Taliban Stop Afghans Leaving Kabul
KABUL, Afghanistan (AP) _ Soldiers of Afghanistan’s ruling Taliban ordered passengers off buses bound for Pakistan on Thursday, trying to stem a tide of refugees that is becoming a crisis for both countries.
More than 110,000 refugees have fled to Pakistan to escape a devastating drought and fighting in chaotic Afghanistan in recent months, crowding camps that are ill equipped to handle them.
Pakistan closed its border to Afghan refugees in December, and thousands gather every day at the giant steel gates of the main border crossing at Torkham, 125 miles east of Kabul, hoping to get through.
Many of the refugees from across Afghanistan come to Kabul and then take buses to the border, and Thursday marked the first time the Taliban have prevented them from making the trip.
``Soon we will send a team to Pakistan to try to find a way to solve this problem. Our people are desperate,″ said Abdul Majeed Omari, the Taliban’s minister of refugees.
``Right now it is not good for our people to go to the border and get stuck there,″ he added. ``We want them to stay in Kabul until we sort the problem out.″
Soldiers told refugees that only Afghans with passports and visas _ which very few possess _ were being allowed to cross into Pakistan, and said there was no point in going to Torkham.
``There is nowhere for people to stay in Torkham,″ said Mullah Daoud, a Taliban soldier patrolling the bus station. ``People have to sleep outside in the cold.″
In the daily turmoil at the border crossing, Taliban soldiers try to beat back would-be refugees with sticks, while soldiers on the Pakistan side try to force those who have crossed back into Afghanistan.
The United Nations has warned of a refugee crisis, with millions of Afghans on the move in search of food and water. Some are also fleeing fighting between the Taliban and an armed opposition.
Ghulam Saqi, who was ordered off a bus in Kabul, said he and his wife and six children left their home in the central Afghan town of Ghazni because of the drought.
``We need to go to Pakistan. We have to find something, somewhere,″ Saqi said.
But in Pakistan, the office of the U.N. High Commissioner for Refugees has issued an emergency appeal for international assistance with the refugee crisis, saying aid groups need more money to meet the demand.
Tens of thousands of refugees are living in squalor at the makeshift Jalozai camp in northwestern Pakistan, where winter temperatures drop below freezing at night. Most of the newest refugees have only tattered plastic sheets for shelter.

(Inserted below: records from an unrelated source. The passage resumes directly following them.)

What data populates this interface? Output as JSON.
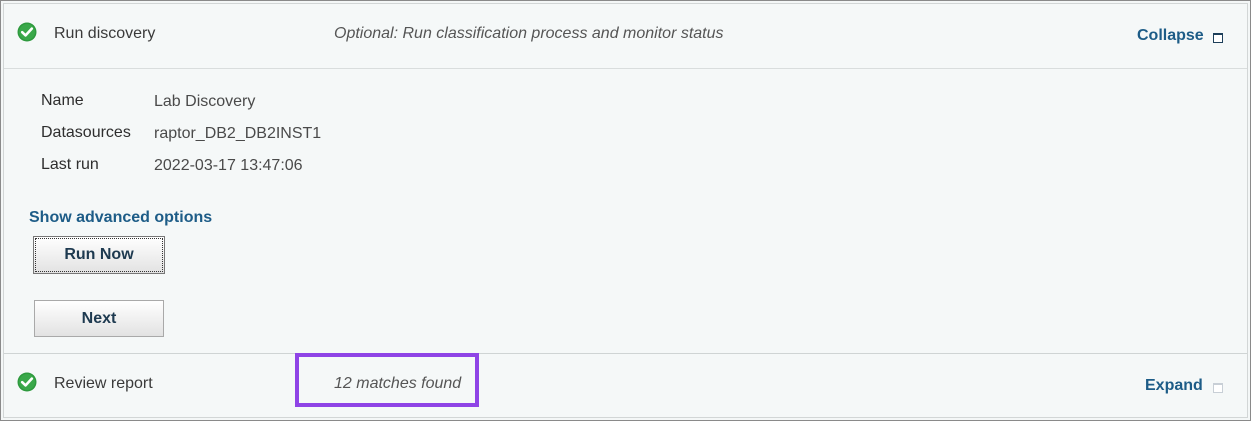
{
  "steps": {
    "run_discovery": {
      "title": "Run discovery",
      "description": "Optional: Run classification process and monitor status",
      "toggle_label": "Collapse",
      "status_icon": "check-icon",
      "details": [
        {
          "label": "Name",
          "value": "Lab Discovery"
        },
        {
          "label": "Datasources",
          "value": "raptor_DB2_DB2INST1"
        },
        {
          "label": "Last run",
          "value": "2022-03-17 13:47:06"
        }
      ],
      "advanced_link": "Show advanced options",
      "run_now_label": "Run Now",
      "next_label": "Next"
    },
    "review_report": {
      "title": "Review report",
      "description": "12 matches found",
      "toggle_label": "Expand",
      "status_icon": "check-icon"
    }
  },
  "colors": {
    "link": "#1d5c87",
    "check_green": "#2e9a3e",
    "highlight": "#8f44e6"
  }
}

Dozens of children have died from the cold, according to refugees and aid workers. The UNHCR has transferred more than 60,000 refugees to another camp where they have erected tents and given blankets and clothing to the youngest and most vulnerable, but resources are limited.
Meanwhile, Muslim clerics in Pakistan petitioned diplomatic missions there Thursday to defy U.N. sanctions imposed last month against Afghanistan’s Taliban rulers.
The sanctions were imposed to press the Taliban to hand over suspected terrorist mastermind Osama bin Laden for trial either in the United States or in a third country.
Although not intended to hurt ordinary Afghans, they have sent the Afghan currency plummeting, driven up the cost of essential foods and heightened Afghans’ sense of isolation.